Practical Inspection Tips

Handy practical things to be considered when you start your beekeeping journey.

At this stage think about getting signed up with us for an Introduction to Beekeeping Course, because what follows is related to the practical things you will be able to do once you open a hive to work with bees and your immediate ‘Must Have’ items, e.g., beesuit, smoker, hive tool, etc.

We will address some of the handy practical things to be considered when you start your beekeeping journey. How much are you prepared to spend on hives and equipment, how much free time are you prepared to spend with your bees, have you somewhere to site your hive(s) where they do not torment people or animals, have you a little space in your shed for storage?

Becoming a beekeeper might always have been on your bucket list, but my definite advice for any beginner is to do an introductory course and join an association. Through this means you will meet like-minded enthusiasts and experienced beekeepers, many of whom are only too delighted to set you in the right direction. Most associations have a demonstration apiary giving all students a chance to handle bees and become familiar with the hive.

Your beesuit and smoker will be like an extension of you. As with any form of animal husbandry, hygiene is of utmost importance so it goes without saying that you wash your suit regularly and keep your tools clean.

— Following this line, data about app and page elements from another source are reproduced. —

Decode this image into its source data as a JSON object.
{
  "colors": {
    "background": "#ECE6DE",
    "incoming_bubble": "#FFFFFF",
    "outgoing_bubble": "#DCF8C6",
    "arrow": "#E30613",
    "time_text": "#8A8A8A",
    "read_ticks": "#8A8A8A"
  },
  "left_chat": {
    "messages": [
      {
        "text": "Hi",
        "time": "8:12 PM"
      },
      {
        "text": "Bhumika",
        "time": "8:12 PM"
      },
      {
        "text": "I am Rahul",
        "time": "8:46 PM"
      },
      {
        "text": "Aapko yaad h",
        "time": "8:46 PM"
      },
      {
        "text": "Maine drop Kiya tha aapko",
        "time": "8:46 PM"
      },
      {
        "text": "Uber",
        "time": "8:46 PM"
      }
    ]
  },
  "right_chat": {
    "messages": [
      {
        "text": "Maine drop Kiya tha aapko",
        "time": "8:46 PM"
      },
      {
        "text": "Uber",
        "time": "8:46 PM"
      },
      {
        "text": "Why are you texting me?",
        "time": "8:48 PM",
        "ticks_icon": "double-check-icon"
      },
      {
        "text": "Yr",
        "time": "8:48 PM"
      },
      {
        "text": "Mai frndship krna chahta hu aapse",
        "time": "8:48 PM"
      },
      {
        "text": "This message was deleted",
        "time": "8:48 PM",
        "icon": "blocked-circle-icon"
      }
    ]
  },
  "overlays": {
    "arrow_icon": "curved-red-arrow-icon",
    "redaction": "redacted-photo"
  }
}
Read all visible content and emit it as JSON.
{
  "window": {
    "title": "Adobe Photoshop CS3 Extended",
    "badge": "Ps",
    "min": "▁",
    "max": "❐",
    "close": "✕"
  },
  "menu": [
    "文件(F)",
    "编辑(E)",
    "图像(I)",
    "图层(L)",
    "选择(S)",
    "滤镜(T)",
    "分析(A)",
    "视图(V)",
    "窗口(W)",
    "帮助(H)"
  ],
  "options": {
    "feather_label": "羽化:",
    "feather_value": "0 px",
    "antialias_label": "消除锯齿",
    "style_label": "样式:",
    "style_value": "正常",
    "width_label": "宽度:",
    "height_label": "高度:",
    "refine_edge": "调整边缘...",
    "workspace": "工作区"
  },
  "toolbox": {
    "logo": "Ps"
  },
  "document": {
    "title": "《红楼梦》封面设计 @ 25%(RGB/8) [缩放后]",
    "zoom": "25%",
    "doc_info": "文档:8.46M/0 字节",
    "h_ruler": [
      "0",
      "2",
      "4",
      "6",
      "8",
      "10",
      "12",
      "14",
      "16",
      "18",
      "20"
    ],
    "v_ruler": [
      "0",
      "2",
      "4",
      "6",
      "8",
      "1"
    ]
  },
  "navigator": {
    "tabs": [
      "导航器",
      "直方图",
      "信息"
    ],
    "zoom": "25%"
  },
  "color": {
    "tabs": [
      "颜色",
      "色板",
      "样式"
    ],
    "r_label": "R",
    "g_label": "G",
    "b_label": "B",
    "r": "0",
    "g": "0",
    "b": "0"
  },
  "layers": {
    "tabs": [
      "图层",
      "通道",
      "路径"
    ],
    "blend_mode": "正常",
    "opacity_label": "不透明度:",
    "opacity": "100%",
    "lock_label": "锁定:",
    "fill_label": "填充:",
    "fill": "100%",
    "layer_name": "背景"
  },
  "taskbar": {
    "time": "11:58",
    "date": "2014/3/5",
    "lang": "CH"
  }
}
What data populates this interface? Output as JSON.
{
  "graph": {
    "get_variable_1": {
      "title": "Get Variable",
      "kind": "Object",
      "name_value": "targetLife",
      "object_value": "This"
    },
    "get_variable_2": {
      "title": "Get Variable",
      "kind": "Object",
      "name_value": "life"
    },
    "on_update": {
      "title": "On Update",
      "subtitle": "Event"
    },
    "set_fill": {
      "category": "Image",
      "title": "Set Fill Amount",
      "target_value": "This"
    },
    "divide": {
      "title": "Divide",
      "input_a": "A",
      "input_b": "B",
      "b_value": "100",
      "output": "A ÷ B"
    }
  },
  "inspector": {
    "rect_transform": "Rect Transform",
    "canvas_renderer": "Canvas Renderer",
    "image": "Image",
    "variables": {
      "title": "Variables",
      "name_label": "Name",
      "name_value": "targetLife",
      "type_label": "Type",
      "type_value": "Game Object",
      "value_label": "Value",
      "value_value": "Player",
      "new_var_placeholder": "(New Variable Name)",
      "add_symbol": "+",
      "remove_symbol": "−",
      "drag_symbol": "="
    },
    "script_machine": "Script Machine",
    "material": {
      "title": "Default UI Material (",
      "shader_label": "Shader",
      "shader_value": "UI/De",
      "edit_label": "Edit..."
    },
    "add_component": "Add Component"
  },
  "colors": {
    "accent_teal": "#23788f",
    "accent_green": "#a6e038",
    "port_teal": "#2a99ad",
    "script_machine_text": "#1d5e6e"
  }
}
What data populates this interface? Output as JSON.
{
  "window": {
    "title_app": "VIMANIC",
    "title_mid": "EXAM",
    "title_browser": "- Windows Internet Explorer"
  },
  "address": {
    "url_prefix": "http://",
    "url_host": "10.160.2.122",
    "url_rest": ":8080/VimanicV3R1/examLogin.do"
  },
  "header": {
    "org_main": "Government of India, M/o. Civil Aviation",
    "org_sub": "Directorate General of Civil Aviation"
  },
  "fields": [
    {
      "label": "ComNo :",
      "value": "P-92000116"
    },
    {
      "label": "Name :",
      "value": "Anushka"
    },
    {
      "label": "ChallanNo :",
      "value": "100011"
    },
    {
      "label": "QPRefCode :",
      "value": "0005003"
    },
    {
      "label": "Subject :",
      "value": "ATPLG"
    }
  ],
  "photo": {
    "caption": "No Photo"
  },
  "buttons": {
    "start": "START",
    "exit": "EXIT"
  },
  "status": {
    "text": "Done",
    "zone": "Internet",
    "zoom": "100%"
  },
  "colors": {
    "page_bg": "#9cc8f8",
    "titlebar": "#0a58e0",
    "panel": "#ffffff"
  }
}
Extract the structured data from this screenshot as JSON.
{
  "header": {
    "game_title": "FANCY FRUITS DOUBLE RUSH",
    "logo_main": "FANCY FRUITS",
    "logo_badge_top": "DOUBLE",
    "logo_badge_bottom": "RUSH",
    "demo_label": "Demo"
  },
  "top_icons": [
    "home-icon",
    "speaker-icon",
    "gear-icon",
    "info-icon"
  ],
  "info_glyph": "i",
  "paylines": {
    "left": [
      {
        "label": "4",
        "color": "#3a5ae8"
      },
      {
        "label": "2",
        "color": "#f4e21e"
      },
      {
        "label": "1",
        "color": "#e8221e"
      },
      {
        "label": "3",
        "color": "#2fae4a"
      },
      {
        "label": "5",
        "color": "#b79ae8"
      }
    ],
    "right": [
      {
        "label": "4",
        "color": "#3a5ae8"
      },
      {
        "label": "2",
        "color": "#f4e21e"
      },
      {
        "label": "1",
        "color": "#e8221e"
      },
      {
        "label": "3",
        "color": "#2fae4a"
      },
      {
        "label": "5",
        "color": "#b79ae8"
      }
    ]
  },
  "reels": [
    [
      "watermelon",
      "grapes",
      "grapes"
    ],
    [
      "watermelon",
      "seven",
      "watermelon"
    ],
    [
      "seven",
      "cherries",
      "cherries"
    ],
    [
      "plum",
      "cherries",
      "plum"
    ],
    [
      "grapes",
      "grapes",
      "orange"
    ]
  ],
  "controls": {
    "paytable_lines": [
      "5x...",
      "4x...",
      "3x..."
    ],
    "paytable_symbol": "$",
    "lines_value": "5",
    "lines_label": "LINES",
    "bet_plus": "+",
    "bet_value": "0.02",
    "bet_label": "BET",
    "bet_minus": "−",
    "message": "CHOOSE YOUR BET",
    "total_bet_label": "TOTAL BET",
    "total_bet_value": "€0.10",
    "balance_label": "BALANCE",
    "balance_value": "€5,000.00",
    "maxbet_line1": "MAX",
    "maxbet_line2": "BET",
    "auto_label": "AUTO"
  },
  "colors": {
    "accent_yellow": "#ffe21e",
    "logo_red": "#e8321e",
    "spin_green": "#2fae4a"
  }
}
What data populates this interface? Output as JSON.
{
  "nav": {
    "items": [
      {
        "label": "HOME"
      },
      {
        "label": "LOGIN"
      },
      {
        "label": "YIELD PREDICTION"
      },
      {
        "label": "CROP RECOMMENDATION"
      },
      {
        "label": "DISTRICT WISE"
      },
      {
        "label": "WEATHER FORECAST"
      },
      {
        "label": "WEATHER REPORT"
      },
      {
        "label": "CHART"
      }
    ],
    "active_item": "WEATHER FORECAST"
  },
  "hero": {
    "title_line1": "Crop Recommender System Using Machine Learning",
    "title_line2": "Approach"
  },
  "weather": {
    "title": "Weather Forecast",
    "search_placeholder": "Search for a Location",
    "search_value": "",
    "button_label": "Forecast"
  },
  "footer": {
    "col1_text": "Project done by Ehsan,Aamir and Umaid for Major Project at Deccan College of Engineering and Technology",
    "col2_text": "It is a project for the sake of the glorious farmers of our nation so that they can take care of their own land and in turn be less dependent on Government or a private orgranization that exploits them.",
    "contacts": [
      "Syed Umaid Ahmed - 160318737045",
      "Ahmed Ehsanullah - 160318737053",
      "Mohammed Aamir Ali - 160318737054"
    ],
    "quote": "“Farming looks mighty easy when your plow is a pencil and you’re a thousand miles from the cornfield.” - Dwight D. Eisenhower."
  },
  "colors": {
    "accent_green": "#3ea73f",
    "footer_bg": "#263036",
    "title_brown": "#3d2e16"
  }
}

FABKA West Cork apiary
Inspecting hives at our apiary in Goleen.

Lighting the Smoker

Now, from a practical perspective, how do you light your smoker and what fuel do you use?  Getting the smoker lit is no big deal, but if your fodder ain’t dry — stop. Get newspaper strips lit first inside the body and then gradually add dried hay/long grass, wood chips/rotten dry bark from your stroll in the woods. We generally use dried hay. A binbag full will last for weeks and it costs nothing.

Now you’ve got smoke going, close the lid and gently give the smoker a couple of gentle puffs to keep a small plume drifting away while you’re walking to the hives or reading hive notes and getting yourself settled for the start of your inspection, etc. Remember to bring fodder with you because the first fill settles down and can go out if forgotten (that’s a pain). Use your hive tool to push fodder down because inside is hot for rubber gloves. Regularly check that the smoke does not get hot. We certainly don’t want to singe the bees wings.

An ‘Etna’ style smoker.

Using the Smoker

Now when you are ready to use smoke, just puff slowly across the lower front of the hive entrance and wait for the smoke to drift into the box before you lift the roof. Smoke sends your bees scurrying for food inside so give ’em a little chance. They are quieter with their little bellies full. You can put the smoker downwind side of the hive where you can reach it. If the bees are not getting out of the way when the hive is opened, give them a gentle puff from about 6’’ distance so you won’t burn bees wings off. In this part of inspection we mostly use water spray if the day isn’t coldish and that scatters them so you can see the comb, and keeps them quiet if needed. Again, be gentle — don’t be giving them a shower!!

Removing a Sting

When you get a sting, dislodge it by scraping towards the sting sac with your hive tool. Never catch it or squeeze the sting, because that pumps more venom into you. Quickly but gently puff smoke around the sting site. This minimises the bee pheromone alarm signal spreading — you won’t want any more of her helpers to come and give you a few more picks!

Putting out the Smoker

Once you are finished your inspection and leaving the bees, keep the smoker in your hand and if there are any bold followers just gently puff around your head as you walk to where you can tip out any remaining smoker fuel. Be very careful to stamp any embers out and give them a spray of water, because if the ground is dry and grassy there is a chance that a small ember could be reddened and light up. You don’t want to have to call the fire brigade! Always take a look back and check you have all your kit with you because if it’s left behind the grass will have hid it and then you’ll be crying! Or worse, you’ll have to buy another whatever it was you lost.

It’s really handy to have a container (a box, bucket, canvas bag, etc.) to keep your bee inspection kit in. The fact about kits is they never get smaller! But, at the beginning, a light-weight bucket/container does fine.


Hygiene is always so important, so get into a cleaning habit of having washing soda crystals or a bleach and water solution to hand. Mix with elbow grease and use vigorously, Once you increase in colony/hive numbers this wash stuff needs to be with you near the hives to clean your hive tool and gloves. Surfaces you touch in one hive might be contaminated or have undetected disease and then you will be spreading disease between your hives instead of caring for your bees.

Taking Hive Notes

Now is the time to make and review your hive notes while your inspection is fresh in your mind. If you only have one or two colonies you tend to kid yourself that you are an elephant and can remember everything (where are your keys?). By analysing your notes now, you come prepared the next time, i.e., you’ll remember to bring that super, have your frames made up, etc.